BEGIN Material provided

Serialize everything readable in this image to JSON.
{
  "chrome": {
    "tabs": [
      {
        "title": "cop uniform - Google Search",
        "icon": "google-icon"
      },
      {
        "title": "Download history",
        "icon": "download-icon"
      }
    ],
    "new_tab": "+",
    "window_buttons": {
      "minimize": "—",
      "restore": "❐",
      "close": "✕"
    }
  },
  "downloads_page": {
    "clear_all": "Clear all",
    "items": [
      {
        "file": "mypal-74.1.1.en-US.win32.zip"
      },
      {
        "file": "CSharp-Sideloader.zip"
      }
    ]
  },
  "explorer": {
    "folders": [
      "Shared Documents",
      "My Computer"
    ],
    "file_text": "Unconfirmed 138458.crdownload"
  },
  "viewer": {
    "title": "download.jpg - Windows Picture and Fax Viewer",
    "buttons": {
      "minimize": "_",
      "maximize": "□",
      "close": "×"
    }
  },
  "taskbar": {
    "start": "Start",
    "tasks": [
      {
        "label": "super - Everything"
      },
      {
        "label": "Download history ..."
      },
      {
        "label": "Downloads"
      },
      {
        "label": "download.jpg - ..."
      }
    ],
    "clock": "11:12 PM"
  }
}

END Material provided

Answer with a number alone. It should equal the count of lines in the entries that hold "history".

2